Due to dump trucks being larger and longer these days, tipping accidents, injuries and even deaths have increased. Instability causes dump trucks to tip: for example, with the box in the raised position and the box’s center of gravity and load of the machine not balanced between the frame rails of the unit box.

Other causes of instability: the unit needs to be level when dumping, the upper portion of the raised box is overloaded, material does not flow evenly, tire pressure is uneven, or the truck has an inadequate rear suspension system on any one side of the vehicle.

Electrical Wires

Always check for overhead wires before raising the bed, and do not let it touch the wires. A truck can act as a conductor and someone touching the truck and the ground can become a path for electrical current.

Dump trucks are used at nearly every construction site. Bystanders and operators both can be at risk, but maintaining your truck, securing the area and watching your step are all ways to stay safe.

What kind of trucking insurance do you need?

Coverage options for truckers can be extremely complex. But if you start with the basics, trucking insurance comes down to four simple ideas.

  1. Some types of insurance are required for all.
  2. Some are required based on cargo or company.
  3. Some are recommended based on location or circumstances.
  4. Some meet a need for peace of mind.

Every trucker should understand how he is insured before leaving the driveway. Here are the top types of insurance that you are likely to need or want.

Primary liability insurance: This insurance covers damages created by you with your truck. It is required for all commercial truckers and is the responsibility of the company.

Should I have it? Yes.

How much do I need? The FMCSA requires a limit of $750,000, but check with your company or contract first. Many require a $1,000,000 limit.

What happens if I don’t have it? Expect significant fines and possibly a revoked license.

Physical damage coverage: This is coverage for damage that occurs to your truck while moving or sitting. Typically, it covers events like fire, glass breakage, theft and vandalism. This coverage is the responsibility of the trucker and is not required.

Should I have it? It depends on your situation and the value of your tractor and trailer. Ask your insurance agent for a recommendation.

What happens if I don’t have it? If damage occurs that makes your truck unable to run, your career may be at serious risk.

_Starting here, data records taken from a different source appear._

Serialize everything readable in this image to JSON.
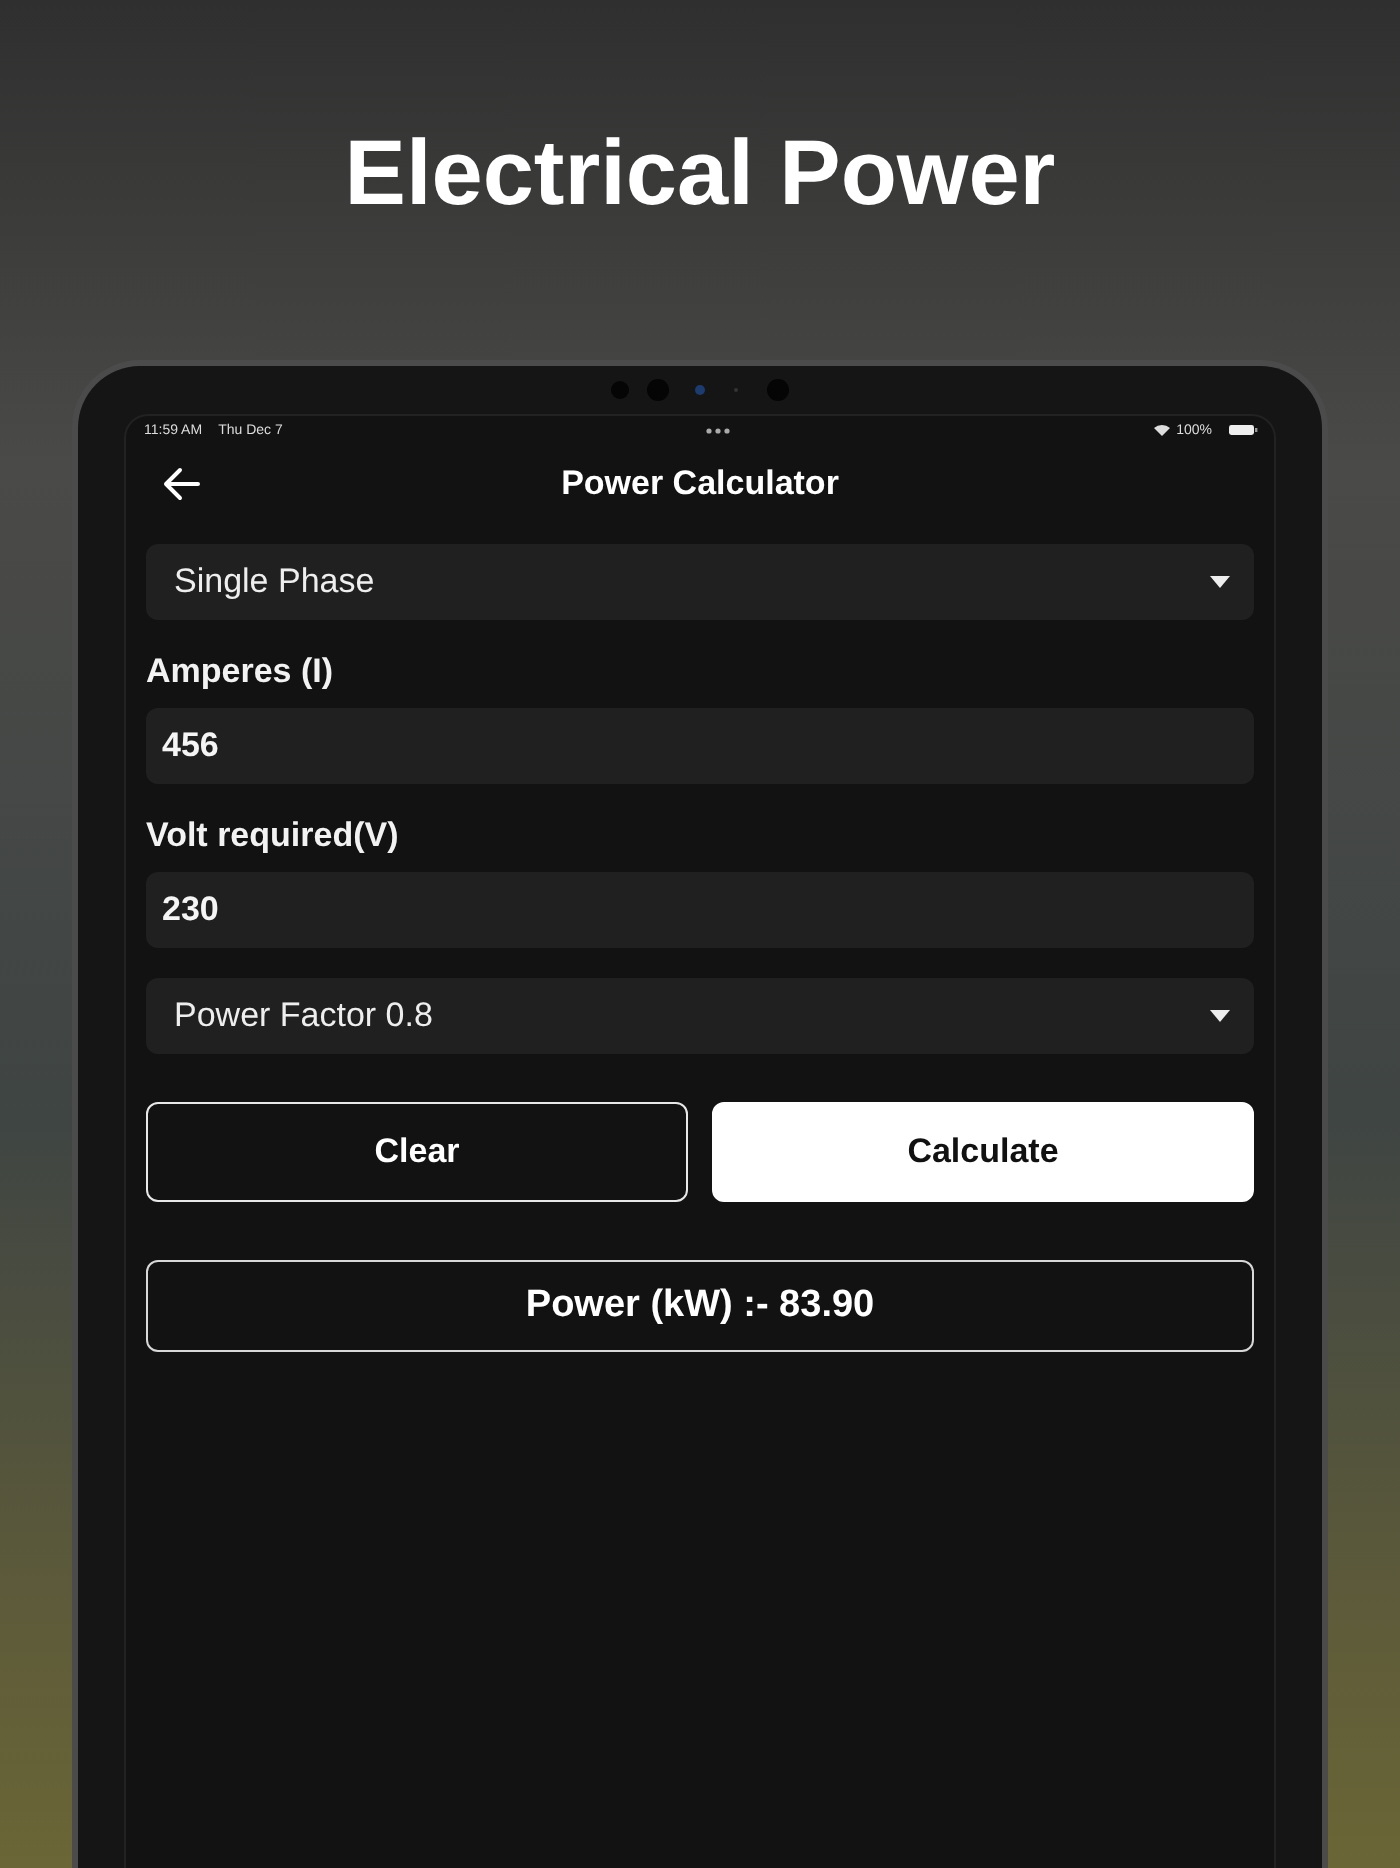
{
  "headline": "Electrical Power",
  "status_bar": {
    "time": "11:59 AM",
    "date": "Thu Dec 7",
    "battery": "100%"
  },
  "app_bar": {
    "title": "Power Calculator"
  },
  "form": [
    {
      "kind": "dropdown",
      "value": "Single Phase"
    },
    {
      "kind": "field",
      "label": "Amperes (I)",
      "value": "456"
    },
    {
      "kind": "field",
      "label": "Volt required(V)",
      "value": "230"
    },
    {
      "kind": "dropdown",
      "value": "Power Factor 0.8"
    }
  ],
  "buttons": [
    {
      "label": "Clear",
      "kind": "outline"
    },
    {
      "label": "Calculate",
      "kind": "filled"
    }
  ],
  "result": "Power (kW) :- 83.90"
}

Bobtail (or deadhead, non-trucking) insurance: When you are not working, or under dispatch, and your truck is being maintained or repaired in the shop, parked in your driveway or at the car wash, bobtail insurance provides liability and sometimes physical damages (insured’s discretion). This coverage is the responsibility of the trucker and is not always required.

Should I have it? Answer these questions: Whether in your driveway or a garage, is the truck in a space safe from falling objects? Will you lose sleep if it is not insured against not-work-related accidents?

What happens if I don’t have it? Like physical damage coverage, bobtail insurance keeps you on the road. Anyone leased onto another company should carry thing and normally is required to do so.

Motor truck cargo insurance: This covers your vehicle’s cargo if it is damaged in a collision, fire or other on-the-job accident. If your freight is accidentally dumped on a road or waterway, motor truck cargo insurance covers the cleanup of areas as needed.

Should I have it? Often times a shipper will require this insurance.

How much do I need? Your limit depends on the cargo and the shipper.

What happens if I don’t have it? If your shipment does not require cargo insurance and damage happens to your cargo without this insurance, you are responsible for covering the damaged freight.

Whether you are a rookie trucker or have logged many miles on the road, being equipped with solid advice about your insurance is one of the most important keys to a safe and protected career. Because of the complexities of trucking insurance and frequently changing regulations, working with insurance companies that specialize in commercial trucks, like Jones & Wenner Insurance, is your best bet for selecting the right coverage options.